Click here to read previous Fisheries Briefs:
Fisheries Brief No. 1: How big is the fishing industry?
Fisheries Brief No. 2: Discards continue despite ban
Fisheries Brief No. 3: The Baltic Sea cod – a unique and isolated species
Fisheries Brief No. 4: The role of cod in the ecosystem
Fisheries Brief No. 5: Historically low catches of Baltic Sea cod
Fisheries Brief No. 6: Baltic Sea cod quotas
Fisheries Brief No. 7: Who is entitled to the fish?
Fisheries Brief No. 8: Is the Minister for Rural Affairs in charge of fishing matters?
Fisheries Brief No. 9: Responsibility rests with the fishery ministers
Fisheries Brief No. 10: EU’s fisheries policy spectacle damages cod
Fisheries Brief No. 11: Crucial year for Baltic cod
Fisheries Brief No. 12: Continued cod fishing is harmful
Fisheries Brief No. 13: List of measures for the Swedish Minister for Rural Affairs
Fisheries Brief no. 14: The system that fools itself
Fisheries Brief no. 15: Good job government! Now the real work begins
Fisheries Brief no. 16: Navigating the hidden perils of the fisheries policy
Fisheries Brief no. 17: Prioritise the environment over a handful of jobs
Fisheries Brief no. 18: The Commission proposes a zero quota
Fisheries Brief no. 19: Recovery takes time
Fisheries Brief no. 20: Crucial decisions in the short and long term 
Fisheries Brief no. 21: Good decisions – but the fish in the Baltic Sea require a long-term solution
Fisheries Brief no. 22: The fight for a sensible fisheries policy continues in 2020

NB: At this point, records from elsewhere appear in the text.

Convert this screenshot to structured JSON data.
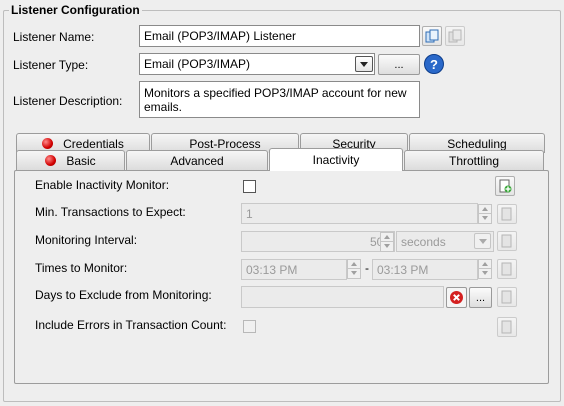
{
  "group_title": "Listener Configuration",
  "fields": {
    "name_label": "Listener Name:",
    "name_value": "Email (POP3/IMAP) Listener",
    "type_label": "Listener Type:",
    "type_value": "Email (POP3/IMAP)",
    "type_browse_label": "...",
    "help_label": "?",
    "desc_label": "Listener Description:",
    "desc_value": "Monitors a specified POP3/IMAP account for new emails."
  },
  "tabs": {
    "row1": [
      "Credentials",
      "Post-Process",
      "Security",
      "Scheduling"
    ],
    "row2": [
      "Basic",
      "Advanced",
      "Inactivity",
      "Throttling"
    ],
    "active": "Inactivity"
  },
  "inactivity": {
    "enable_label": "Enable Inactivity Monitor:",
    "min_tx_label": "Min. Transactions to Expect:",
    "min_tx_value": "1",
    "interval_label": "Monitoring Interval:",
    "interval_value": "500",
    "interval_unit": "seconds",
    "times_label": "Times to Monitor:",
    "time_from": "03:13 PM",
    "time_sep": "-",
    "time_to": "03:13 PM",
    "days_label": "Days to Exclude from Monitoring:",
    "days_browse": "...",
    "errors_label": "Include Errors in Transaction Count:"
  }
}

Fisheries Brief no. 23: Prioritise small-scale fishing
Fisheries Brief no. 24: Fishing quotas 2021 - Long-term focus is needed